Andy Poole: It wasn't... We had a trickle at the faucet and it wasn't like we cranked it open. It's somebody came and knocked it off with a sledgehammer because it has just truly flooded the patient visits, and in many cases, it's created its own problems because people weren't ready for that level of care. It was one of these things where we had to respond quickly. As I mentioned I think earlier, you've got the rise of telehealth, you've got the rise of care at home, and ASCs have seen a huge increase in the number of cases they're doing. I say ASCs, I should say ambulatory surgery centers. That's really accelerated a lot of the volumes that have moved out of the hospital, and it allows the more complex procedures into kind of backfill and so that everybody's receiving care where it's best and safest.

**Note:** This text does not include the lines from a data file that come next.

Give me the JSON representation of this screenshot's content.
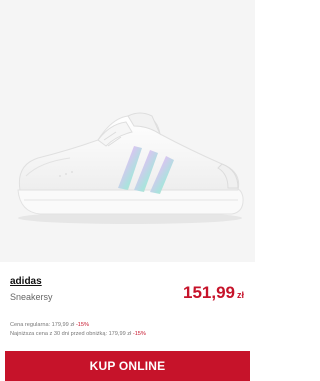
{
  "product": {
    "brand": "adidas",
    "model": "Sneakersy",
    "price_value": "151,99",
    "price_currency": "zł",
    "image_alt": "sneaker-image"
  },
  "price_notes": {
    "regular_label": "Cena regularna: 179,99 zł -15%",
    "regular_prefix": "Cena regularna: 179,99 zł ",
    "regular_discount": "-15%",
    "lowest_prefix": "Najniższa cena z 30 dni przed obniżką: 179,99 zł ",
    "lowest_discount": "-15%"
  },
  "actions": {
    "buy_label": "KUP ONLINE"
  },
  "colors": {
    "accent": "#c6132a",
    "image_bg": "#f5f5f5"
  }
}
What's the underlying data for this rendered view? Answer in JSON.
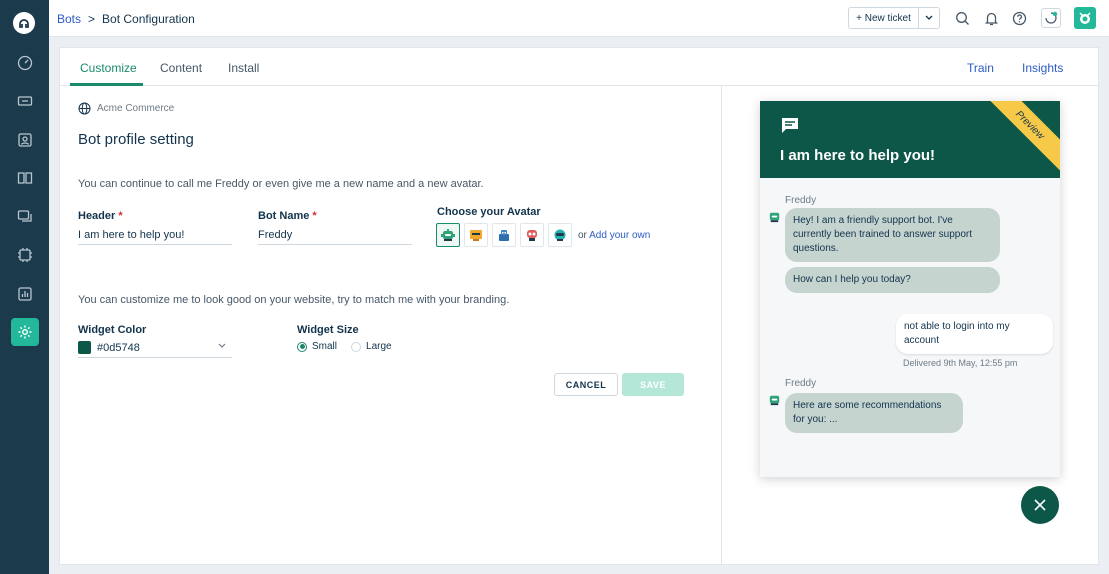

Paul Anderson: With those folks wearing a lot of hats, being pulled into a lot of different directions, what kind of strategies and support do they need to manage that just to get through the day every day?

Andy Poole: Yeah. The hard thing about healthcare operations right now is you can walk in the morning and everything looks great on paper from a staffing perspective, and you get there and there's two people who are now in isolation or unable to come in or you had a turnover issue. They need to jump right into the staffing model, and unfortunately, and we've seen this all across healthcare, it's one of those universal challenges right now is the other... the safety programs, the quality tracking, things like that get left behind, and so a lot of times they do need a group like ECRI that can come and provide some support in that area.

Paul Anderson: What kind of strategies and support do those ambulatory care providers need to be thinking about to react to just the realities of the world that's happening around them?

Andy Poole: Yeah, it's a big challenge and like I said earlier, there's a lot of times where you don't have the same infrastructure to really help you manage those, but it used to be a big focus, and it still is to an extent, but the focus has been about just- in- time inventory management, not having too much. Now, we've had to balance that against the reality that what you don't stock up on today could be shortage tomorrow and they can really cripple your operations. You have to establish relationships with multiple vendors to be able to make sure that you're going to be able to get what you need when you need it. Where we really have been helping a lot of the organizations that we work with is identifying. Because ECRI has an independent lab and testing these materials, we can help provide knowledge around what is truly like and like. It's a safety risk when you are used to delivering one product and then all of a sudden the next one, next day it's gone and you've got a substitute in there. Is it exactly the same? What are the differences? One, do I know what I should be paying for these? Two, what is the difference so that I can make sure when I put a different product in my team's hand, they're going to be able to deliver it safely? It's a big issue.

Paul Anderson: Andy, thanks so much for joining us today.

Andy Poole: Oh, it's my pleasure, Paul.

Paul Anderson: To learn more about how ECRI can help your organization plan for its supply chain challenges, visit us at ecri. org. Thanks for watching ECRI Now. To find future episodes, visit us at ecri. org. Until next time, I've been your host, Paul Anderson.


We spoke to Chris Lavanchy, Engineering Director with ECRI’s Device Evaluation team, about the importance of testing personal protective equipment as organizations rebuild their supplies following years of supply chain-related shortages; Shannon Davila, Director of Total Systems Approach to Safety about the importance of early sepsis recognition and treatment; and Andy Poole, Ambulatory Business Solutions Manager about the evolution of care from inpatient to ambulatory settings.